Return only those lines of the records below in which "goals" appears.

(Page and application data records)
BEGIN
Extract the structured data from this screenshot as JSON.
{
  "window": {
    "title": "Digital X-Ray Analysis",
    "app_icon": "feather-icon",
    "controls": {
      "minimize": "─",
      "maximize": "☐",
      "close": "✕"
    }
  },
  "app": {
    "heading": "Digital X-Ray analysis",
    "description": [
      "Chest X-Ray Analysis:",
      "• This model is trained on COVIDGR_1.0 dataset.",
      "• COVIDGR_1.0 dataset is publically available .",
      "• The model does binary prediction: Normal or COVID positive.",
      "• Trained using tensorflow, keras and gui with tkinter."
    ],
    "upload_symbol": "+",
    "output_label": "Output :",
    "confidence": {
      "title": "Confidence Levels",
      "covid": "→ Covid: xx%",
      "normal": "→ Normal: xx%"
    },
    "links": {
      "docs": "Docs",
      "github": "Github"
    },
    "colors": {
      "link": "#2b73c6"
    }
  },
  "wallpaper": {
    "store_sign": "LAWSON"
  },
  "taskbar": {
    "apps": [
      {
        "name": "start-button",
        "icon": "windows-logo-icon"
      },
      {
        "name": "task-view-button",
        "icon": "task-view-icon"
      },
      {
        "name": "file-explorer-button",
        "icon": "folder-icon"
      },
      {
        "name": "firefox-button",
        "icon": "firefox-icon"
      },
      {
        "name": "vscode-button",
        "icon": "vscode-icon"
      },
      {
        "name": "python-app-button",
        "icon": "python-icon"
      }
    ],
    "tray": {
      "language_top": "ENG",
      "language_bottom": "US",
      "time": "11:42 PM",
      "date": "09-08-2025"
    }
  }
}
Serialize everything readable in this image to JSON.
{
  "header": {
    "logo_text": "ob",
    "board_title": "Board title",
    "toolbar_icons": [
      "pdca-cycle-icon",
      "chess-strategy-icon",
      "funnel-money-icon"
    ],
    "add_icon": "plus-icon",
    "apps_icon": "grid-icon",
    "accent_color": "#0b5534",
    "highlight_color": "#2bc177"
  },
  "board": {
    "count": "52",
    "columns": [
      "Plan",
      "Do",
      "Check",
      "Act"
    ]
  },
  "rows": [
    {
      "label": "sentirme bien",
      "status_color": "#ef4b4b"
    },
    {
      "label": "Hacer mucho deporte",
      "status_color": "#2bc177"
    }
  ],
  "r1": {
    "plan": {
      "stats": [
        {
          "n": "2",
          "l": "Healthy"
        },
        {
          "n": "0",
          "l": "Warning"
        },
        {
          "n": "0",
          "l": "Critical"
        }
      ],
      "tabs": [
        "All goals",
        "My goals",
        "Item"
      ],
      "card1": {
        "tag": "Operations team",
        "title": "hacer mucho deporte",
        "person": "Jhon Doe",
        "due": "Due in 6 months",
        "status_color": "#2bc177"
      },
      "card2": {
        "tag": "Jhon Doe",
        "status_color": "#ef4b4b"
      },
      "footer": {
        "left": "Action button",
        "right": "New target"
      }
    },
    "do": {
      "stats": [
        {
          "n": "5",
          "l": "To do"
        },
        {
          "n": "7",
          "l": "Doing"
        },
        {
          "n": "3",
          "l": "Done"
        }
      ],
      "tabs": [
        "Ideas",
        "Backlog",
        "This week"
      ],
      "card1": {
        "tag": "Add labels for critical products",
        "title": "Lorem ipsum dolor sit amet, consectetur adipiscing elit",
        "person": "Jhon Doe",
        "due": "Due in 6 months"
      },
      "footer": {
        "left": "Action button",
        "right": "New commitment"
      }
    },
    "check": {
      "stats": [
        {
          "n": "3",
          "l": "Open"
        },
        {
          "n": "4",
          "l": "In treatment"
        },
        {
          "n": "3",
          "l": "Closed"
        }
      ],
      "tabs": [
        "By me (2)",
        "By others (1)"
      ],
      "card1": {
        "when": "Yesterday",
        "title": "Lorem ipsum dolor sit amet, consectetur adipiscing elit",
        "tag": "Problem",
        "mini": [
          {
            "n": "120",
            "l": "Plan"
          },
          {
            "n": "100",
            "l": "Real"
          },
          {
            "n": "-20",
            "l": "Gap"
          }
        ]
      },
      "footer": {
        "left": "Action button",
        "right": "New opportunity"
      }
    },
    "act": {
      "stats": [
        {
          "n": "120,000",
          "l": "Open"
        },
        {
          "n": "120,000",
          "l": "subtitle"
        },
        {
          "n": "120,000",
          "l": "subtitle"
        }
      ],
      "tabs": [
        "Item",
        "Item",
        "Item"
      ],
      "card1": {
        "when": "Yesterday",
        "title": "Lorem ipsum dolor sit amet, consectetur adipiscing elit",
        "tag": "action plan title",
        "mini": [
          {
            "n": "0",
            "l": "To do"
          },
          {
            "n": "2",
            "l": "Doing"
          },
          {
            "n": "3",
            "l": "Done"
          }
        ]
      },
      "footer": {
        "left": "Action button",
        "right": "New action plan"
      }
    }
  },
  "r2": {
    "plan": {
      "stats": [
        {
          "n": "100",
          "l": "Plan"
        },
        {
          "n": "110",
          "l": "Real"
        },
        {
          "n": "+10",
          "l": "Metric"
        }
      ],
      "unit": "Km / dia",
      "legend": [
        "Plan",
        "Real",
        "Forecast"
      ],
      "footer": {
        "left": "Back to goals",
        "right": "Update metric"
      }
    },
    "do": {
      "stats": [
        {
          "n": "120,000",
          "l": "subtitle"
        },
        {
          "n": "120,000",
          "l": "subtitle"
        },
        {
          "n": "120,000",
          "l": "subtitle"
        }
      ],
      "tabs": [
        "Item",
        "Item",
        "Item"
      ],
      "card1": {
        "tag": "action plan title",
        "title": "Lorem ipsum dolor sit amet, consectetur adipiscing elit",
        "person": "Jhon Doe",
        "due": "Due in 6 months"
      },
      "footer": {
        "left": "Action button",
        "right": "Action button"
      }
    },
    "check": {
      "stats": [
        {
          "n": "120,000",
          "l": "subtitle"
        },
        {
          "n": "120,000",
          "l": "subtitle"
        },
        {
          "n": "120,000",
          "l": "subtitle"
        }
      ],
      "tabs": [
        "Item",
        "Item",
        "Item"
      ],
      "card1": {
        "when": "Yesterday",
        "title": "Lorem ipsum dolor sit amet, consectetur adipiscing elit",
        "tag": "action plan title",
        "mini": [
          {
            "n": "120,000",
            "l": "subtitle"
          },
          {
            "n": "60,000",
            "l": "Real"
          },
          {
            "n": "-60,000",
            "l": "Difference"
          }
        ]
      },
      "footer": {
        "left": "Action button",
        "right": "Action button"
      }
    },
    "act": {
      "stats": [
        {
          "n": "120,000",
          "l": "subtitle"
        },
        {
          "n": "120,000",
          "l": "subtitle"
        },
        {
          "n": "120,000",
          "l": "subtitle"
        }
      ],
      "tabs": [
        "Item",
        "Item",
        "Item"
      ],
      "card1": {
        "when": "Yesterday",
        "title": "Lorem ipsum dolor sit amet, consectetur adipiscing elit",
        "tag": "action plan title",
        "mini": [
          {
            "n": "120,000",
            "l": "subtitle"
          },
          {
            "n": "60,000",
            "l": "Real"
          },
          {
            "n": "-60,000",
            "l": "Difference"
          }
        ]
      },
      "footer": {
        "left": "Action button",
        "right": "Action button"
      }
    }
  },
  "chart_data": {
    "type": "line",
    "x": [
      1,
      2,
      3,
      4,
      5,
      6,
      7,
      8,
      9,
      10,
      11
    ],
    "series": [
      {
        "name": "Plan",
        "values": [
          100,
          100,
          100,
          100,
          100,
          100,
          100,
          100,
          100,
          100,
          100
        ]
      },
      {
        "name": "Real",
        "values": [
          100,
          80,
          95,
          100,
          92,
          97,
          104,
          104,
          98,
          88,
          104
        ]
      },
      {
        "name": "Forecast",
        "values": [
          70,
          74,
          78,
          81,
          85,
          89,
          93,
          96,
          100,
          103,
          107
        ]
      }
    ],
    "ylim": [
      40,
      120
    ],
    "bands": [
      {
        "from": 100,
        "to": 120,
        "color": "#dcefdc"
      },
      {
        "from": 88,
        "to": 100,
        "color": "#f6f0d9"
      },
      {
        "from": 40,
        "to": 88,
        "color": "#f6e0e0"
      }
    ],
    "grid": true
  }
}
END
*Output*
        "All goals",
        "My goals",
        "left": "Back to goals",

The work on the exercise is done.